Image from NOSM - Cyanobacteria Research imagery
Image from NOSM - Cyanobacteria Research imagery

Blue-Green Algae Identified at Two Island Lake, approximately 20 Km NW of Thunder Bay 

Thunder Bay – NEWS – The Ministry of the Environment, Conservation and Parks has confirmed the presence of blue-green algae in a water sample collected at Two Island Lake on June 29, 2021. The MECP has conducted toxin analysis on the water sample. The results indicate that the toxins were not present in concentrations that would affect human health.

However, it is important to remember that water should be avoided whenever a blue-green algae bloom is present, and for about 2 weeks after it has dissipated, regardless of the toxin analysis results because blue-green algae can turn toxin production on and off in response to environmental conditions.

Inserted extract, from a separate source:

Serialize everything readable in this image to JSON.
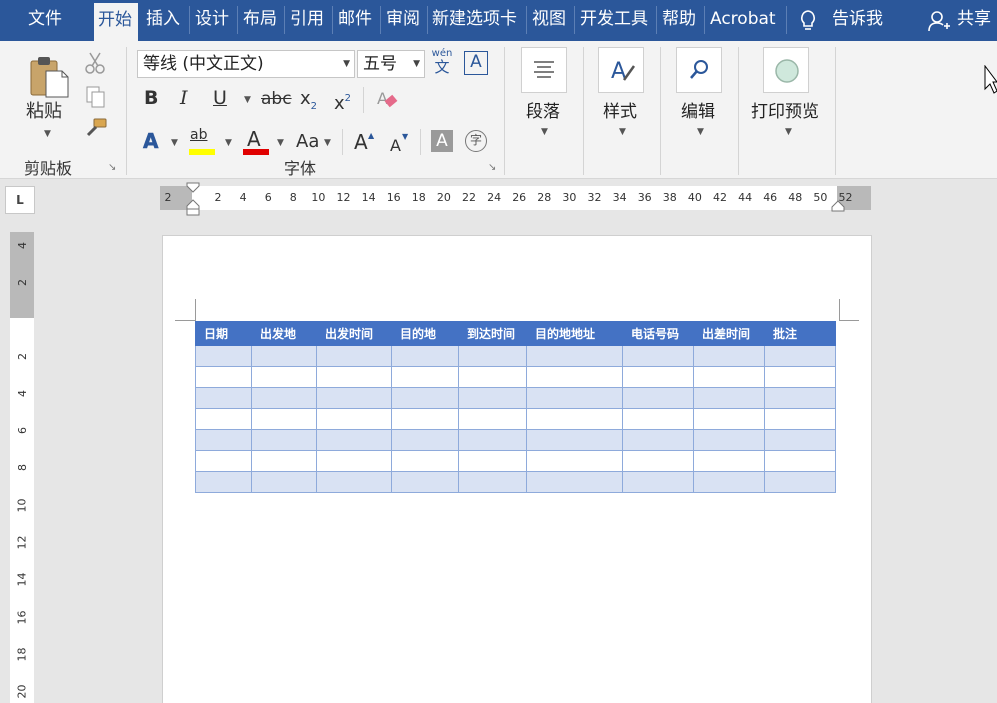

Toxin analysis typically takes 4 to 5 business days and updates will be provided on the TBDHU website. 

When blue-green algae is present in water, it is important to avoid drinking the water, using it for household purposes, or swimming in it. Keep pets away from the water as well, as their smaller size and propensity for drinking lake water makes them more vulnerable. 

Blue-green algae are microscopic organisms that are naturally present in lakes and streams. They are usually present in low numbers but can rapidly increase in warm, shallow, surface water that gets a lot of sun. When this happens, they can form blooms that make the water look like green pea soup or turquoise paint. When the bloom is very large, the harmful algae bloom may form scum or solid-looking clumps on the water surface. Some blue-green algae blooms produce toxins than pose a health risk to people and animals when consumed, inhaled, or even from skin contact. If contact with a blue-green algae bloom does occur, wash with soap and water and rinse with clean water to remove the algae. 

Blue-green algae blooms in lakes in our region have been relatively uncommon, historically. However, with rising climate and water temperatures they may become more common. 

If you spot a suspected blue-green algae bloom, report it to the Spills Action Centre at 1-800-268-6060. 

For more information on blue-green algae blooms, please visit the Ministry of the Environment, Conservation and Parks website at: 

If you have questions, please contact the Thunder Bay District Health Unit at 807-625-5900 to speak with a public health inspector. 

Previous articleDoes Pineapple Belong on a Pizza?
Next articleUPDATE – FOUND 23-Year-Old Male in Thunder Bay or NNL offers news, information, opinions and positive ideas for Thunder Bay, Ontario, Northwestern Ontario and the world. NNL covers a large region of Ontario, but are also widely read around the country and the world. To reach us by email: Reach the Newsroom: (807) 355-1862